Could a fossil specimen strengthen the link between dinosaurs and modern birds, and offer unique insight into the evolution of the awe-inspiring extinct creatures?
An undergraduate paleontology student from the University of Alberta in Canada discovered and led the study of an Ornithomimus dinosaur showcasing preserved tail feathers and soft tissue, making groundbreaking discovery on the species’ evolutionary adaptation.
According to Aaron van der Reest, who was tasked to lead the research since the fossil’s discovery in Dinosaur Provincial Park in 2009, theirs is the first analysis of preserved skin that forms a web from the femoral shaft to the abdomen — something not yet witnessed previously in non-avian dinosaurs.
“We now know what the plumage looked like on the tail, and that from the mid-femur down, it had bare skin,” he said.
The plumage of the fossil is identical to that of ostriches, which use bare skin for thermoregulation. “We can infer that Ornithomimus was likely doing the same thing,” van der Reest said, referring to the extinct creatures using feathered regions on their body in order to maintain body temperature.
Dinosaurs classified as ornithomimids are, in fact, typically called “ostrich mimics.”
The research used scanning electron microscopy to address the extremely crushed condition of the preserved feathers. The scan revealed a 3D keratin structure to the tail’ and body’s feathers.
The specimen is one of just three feathered Ornithomimus specimens on Earth and offers a glimpse of their evolution to various environments. The findings are deemed useful in forecasting the future adaptation of animals to survive ecological conditions.
The paper’s second author, Alex Wolfe, confirmed that their research strengthens the link between dinosaurs and birds, specifically in relation to theropods. He cited the specimen’s morphological parts and the feathers’ chemistry as “indistinguishable” features from modern birds, which were thought to have evolved from a different dinosaur group.

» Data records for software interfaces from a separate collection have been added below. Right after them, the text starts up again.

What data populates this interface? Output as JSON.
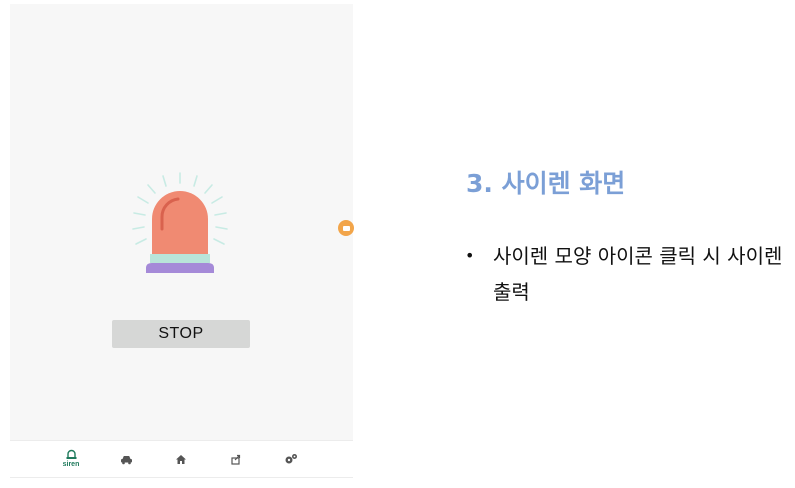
{
  "app": {
    "stop_label": "STOP",
    "nav": [
      {
        "icon": "siren-icon",
        "label": "siren",
        "active": true
      },
      {
        "icon": "car-icon",
        "label": ""
      },
      {
        "icon": "home-icon",
        "label": ""
      },
      {
        "icon": "share-icon",
        "label": ""
      },
      {
        "icon": "settings-icon",
        "label": ""
      }
    ],
    "colors": {
      "siren_body": "#f08a72",
      "siren_band": "#b9e4d9",
      "siren_base": "#a58ad8",
      "rays": "#c8ebe4",
      "nav_active": "#1f7a5c"
    }
  },
  "slide": {
    "title": "3. 사이렌 화면",
    "bullet": "사이렌 모양 아이콘 클릭 시 사이렌 출력"
  }
}
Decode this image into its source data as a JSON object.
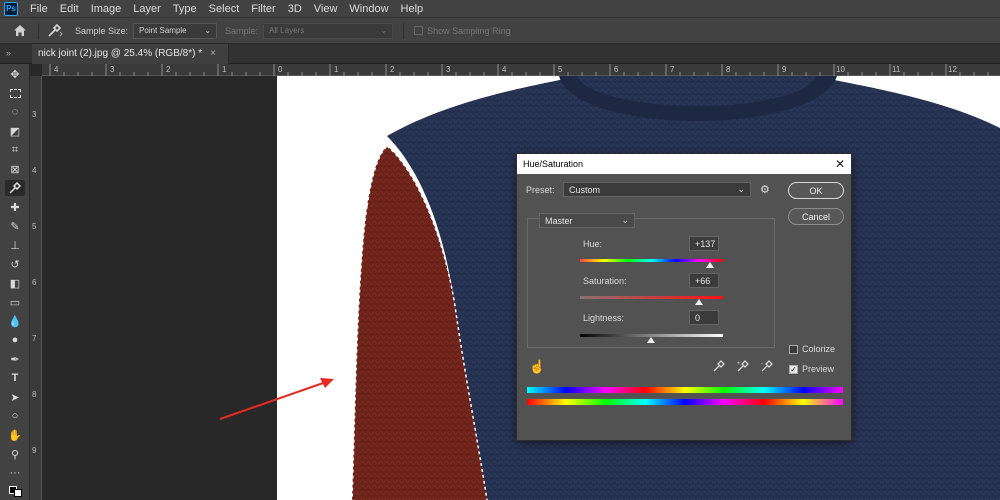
{
  "app": {
    "logo": "Ps"
  },
  "menu": [
    "File",
    "Edit",
    "Image",
    "Layer",
    "Type",
    "Select",
    "Filter",
    "3D",
    "View",
    "Window",
    "Help"
  ],
  "options_bar": {
    "sample_size_label": "Sample Size:",
    "sample_size_value": "Point Sample",
    "sample_label": "Sample:",
    "sample_value": "All Layers",
    "show_ring_label": "Show Sampling Ring"
  },
  "document_tab": {
    "title": "nick joint (2).jpg @ 25.4% (RGB/8*) *",
    "close": "×"
  },
  "ruler_h": [
    "4",
    "3",
    "2",
    "1",
    "0",
    "1",
    "2",
    "3",
    "4",
    "5",
    "6",
    "7",
    "8",
    "9",
    "10",
    "11",
    "12"
  ],
  "ruler_v": [
    "3",
    "4",
    "5",
    "6",
    "7",
    "8",
    "9"
  ],
  "dialog": {
    "title": "Hue/Saturation",
    "close": "✕",
    "preset_label": "Preset:",
    "preset_value": "Custom",
    "channel": "Master",
    "hue_label": "Hue:",
    "hue_value": "+137",
    "saturation_label": "Saturation:",
    "saturation_value": "+66",
    "lightness_label": "Lightness:",
    "lightness_value": "0",
    "ok": "OK",
    "cancel": "Cancel",
    "colorize_label": "Colorize",
    "colorize_checked": false,
    "preview_label": "Preview",
    "preview_checked": true
  },
  "colors": {
    "sweater": "#24304e",
    "sleeve": "#6b2218",
    "arrow": "#e32b22",
    "selection": "#ffffff"
  }
}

According to Luis Chiappe, director of the Dinosaur Institute at Los Angeles’ Natural History Museum, the new findings are important in that they offer details, for instance, on pigmentation that would dictate feather color.
He argued, however, that one fossil will not hold all the answers and would make further studies necessary.

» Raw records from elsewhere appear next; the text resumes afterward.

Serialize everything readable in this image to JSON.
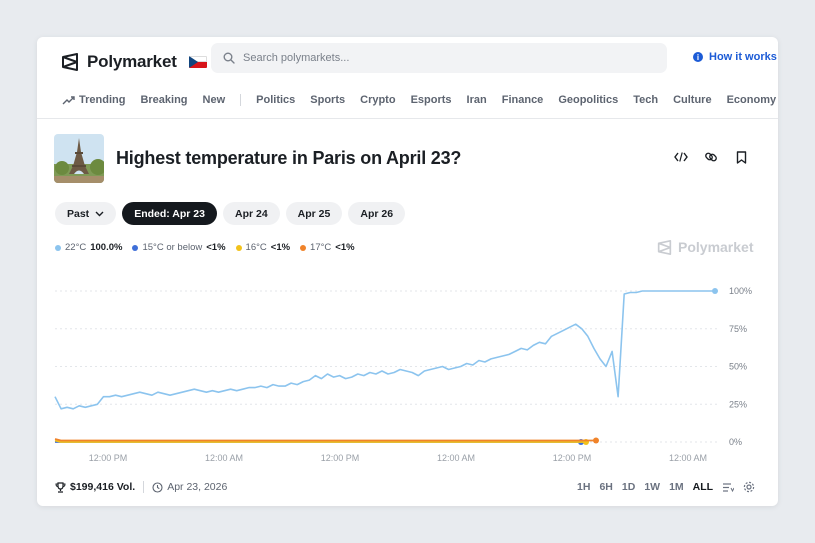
{
  "header": {
    "brand": "Polymarket",
    "search_placeholder": "Search polymarkets...",
    "how_it_works": "How it works"
  },
  "nav": {
    "trending": "Trending",
    "items": [
      "Breaking",
      "New",
      "Politics",
      "Sports",
      "Crypto",
      "Esports",
      "Iran",
      "Finance",
      "Geopolitics",
      "Tech",
      "Culture",
      "Economy"
    ]
  },
  "market": {
    "title": "Highest temperature in Paris on April 23?"
  },
  "dates": {
    "past_label": "Past",
    "pills": [
      "Ended: Apr 23",
      "Apr 24",
      "Apr 25",
      "Apr 26"
    ]
  },
  "legend": [
    {
      "label": "22°C",
      "value": "100.0%",
      "color": "#8cc4ee"
    },
    {
      "label": "15°C or below",
      "value": "<1%",
      "color": "#3f6fd8"
    },
    {
      "label": "16°C",
      "value": "<1%",
      "color": "#f2c21b"
    },
    {
      "label": "17°C",
      "value": "<1%",
      "color": "#f0832a"
    }
  ],
  "watermark": "Polymarket",
  "chart_data": {
    "type": "line",
    "y_ticks": [
      "100%",
      "75%",
      "50%",
      "25%",
      "0%"
    ],
    "x_ticks": [
      "12:00 PM",
      "12:00 AM",
      "12:00 PM",
      "12:00 AM",
      "12:00 PM",
      "12:00 AM"
    ],
    "ylim": [
      0,
      100
    ],
    "series": [
      {
        "name": "22°C",
        "color": "#8cc4ee",
        "values": [
          30,
          22,
          23,
          22,
          24,
          23,
          24,
          25,
          30,
          30,
          31,
          30,
          31,
          32,
          33,
          32,
          31,
          33,
          32,
          31,
          32,
          33,
          34,
          35,
          34,
          33,
          34,
          33,
          34,
          35,
          34,
          35,
          36,
          36,
          37,
          36,
          38,
          37,
          37,
          39,
          38,
          40,
          41,
          44,
          42,
          45,
          43,
          44,
          42,
          43,
          45,
          44,
          46,
          45,
          47,
          45,
          46,
          48,
          47,
          46,
          44,
          47,
          48,
          49,
          50,
          48,
          49,
          50,
          52,
          51,
          54,
          53,
          55,
          56,
          57,
          58,
          60,
          62,
          61,
          64,
          66,
          65,
          70,
          72,
          74,
          76,
          78,
          75,
          70,
          62,
          55,
          50,
          60,
          30,
          98,
          99,
          99,
          100,
          100,
          100,
          100,
          100,
          100,
          100,
          100,
          100,
          100,
          100,
          100,
          100
        ]
      },
      {
        "name": "15°C or below",
        "color": "#3f6fd8",
        "values": [
          0,
          0,
          0,
          0,
          0,
          0,
          0,
          0,
          0,
          0,
          0,
          0,
          0,
          0,
          0,
          0,
          0,
          0,
          0,
          0,
          0,
          0,
          0,
          0,
          0,
          0,
          0,
          0,
          0,
          0,
          0,
          0,
          0,
          0,
          0,
          0,
          0,
          0,
          0,
          0,
          0,
          0,
          0,
          0,
          0,
          0,
          0,
          0,
          0,
          0,
          0,
          0,
          0,
          0,
          0,
          0,
          0,
          0,
          0,
          0,
          0,
          0,
          0,
          0,
          0,
          0,
          0,
          0,
          0,
          0,
          0,
          0,
          0,
          0,
          0,
          0,
          0,
          0,
          0,
          0,
          0,
          0,
          0,
          0,
          0,
          0,
          0,
          0,
          0,
          0
        ]
      },
      {
        "name": "16°C",
        "color": "#f2c21b",
        "values": [
          1,
          0,
          0,
          0,
          0,
          0,
          0,
          0,
          0,
          0,
          0,
          0,
          0,
          0,
          0,
          0,
          0,
          0,
          0,
          0,
          0,
          0,
          0,
          0,
          0,
          0,
          0,
          0,
          0,
          0,
          0,
          0,
          0,
          0,
          0,
          0,
          0,
          0,
          0,
          0,
          0,
          0,
          0,
          0,
          0,
          0,
          0,
          0,
          0,
          0,
          0,
          0,
          0,
          0,
          0,
          0,
          0,
          0,
          0,
          0,
          0,
          0,
          0,
          0,
          0,
          0,
          0,
          0,
          0,
          0,
          0,
          0,
          0,
          0,
          0,
          0,
          0,
          0,
          0,
          0,
          0,
          0,
          0,
          0,
          0,
          0,
          0,
          0,
          0,
          0,
          0
        ]
      },
      {
        "name": "17°C",
        "color": "#f0832a",
        "values": [
          2,
          1,
          1,
          1,
          1,
          1,
          1,
          1,
          1,
          1,
          1,
          1,
          1,
          1,
          1,
          1,
          1,
          1,
          1,
          1,
          1,
          1,
          1,
          1,
          1,
          1,
          1,
          1,
          1,
          1,
          1,
          1,
          1,
          1,
          1,
          1,
          1,
          1,
          1,
          1,
          1,
          1,
          1,
          1,
          1,
          1,
          1,
          1,
          1,
          1,
          1,
          1,
          1,
          1,
          1,
          1,
          1,
          1,
          1,
          1,
          1,
          1,
          1,
          1,
          1,
          1,
          1,
          1,
          1,
          1,
          1,
          1,
          1,
          1,
          1,
          1,
          1,
          1,
          1,
          1,
          1,
          1,
          1,
          1,
          1,
          1,
          1,
          1,
          1,
          1,
          1,
          1
        ]
      }
    ]
  },
  "footer": {
    "volume": "$199,416 Vol.",
    "date": "Apr 23, 2026",
    "ranges": [
      "1H",
      "6H",
      "1D",
      "1W",
      "1M",
      "ALL"
    ],
    "active_range": "ALL"
  }
}
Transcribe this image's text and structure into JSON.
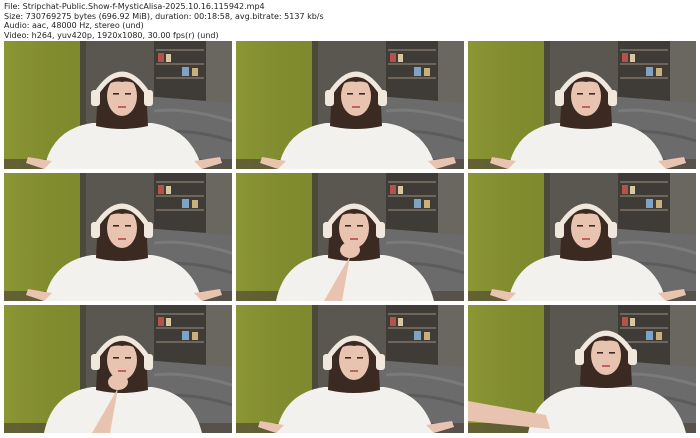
{
  "header": {
    "file": "File: Stripchat-Public.Show-f-MysticAlisa-2025.10.16.115942.mp4",
    "size": "Size: 730769275 bytes (696.92 MiB), duration: 00:18:58, avg.bitrate: 5137 kb/s",
    "audio": "Audio: aac, 48000 Hz, stereo (und)",
    "video": "Video: h264, yuv420p, 1920x1080, 30.00 fps(r) (und)"
  },
  "colors": {
    "wall": "#7f8a2e",
    "wall_light": "#98a33c",
    "room_bg": "#5a5650",
    "bed": "#6b6b6b",
    "shirt": "#f2f1ee",
    "hair": "#3b2a22",
    "skin": "#e8c3b0",
    "headphones": "#f1e8dd"
  },
  "thumbnails": [
    {
      "name": "thumbnail-frame-1",
      "variant": "a"
    },
    {
      "name": "thumbnail-frame-2",
      "variant": "b"
    },
    {
      "name": "thumbnail-frame-3",
      "variant": "a"
    },
    {
      "name": "thumbnail-frame-4",
      "variant": "a"
    },
    {
      "name": "thumbnail-frame-5",
      "variant": "c"
    },
    {
      "name": "thumbnail-frame-6",
      "variant": "a"
    },
    {
      "name": "thumbnail-frame-7",
      "variant": "c"
    },
    {
      "name": "thumbnail-frame-8",
      "variant": "a"
    },
    {
      "name": "thumbnail-frame-9",
      "variant": "d"
    }
  ]
}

“It’s about putting together all the pieces,” Chiappe said.
Van der Reest, who is now 34 years old and has 10 years of experience with dinosaur fossils, said he will continue to work on the research, adding that he has dreamed of working on such massive fossil find since he was a young boy growing up in Ontario.
Photo : Roland Tanglao | Flickr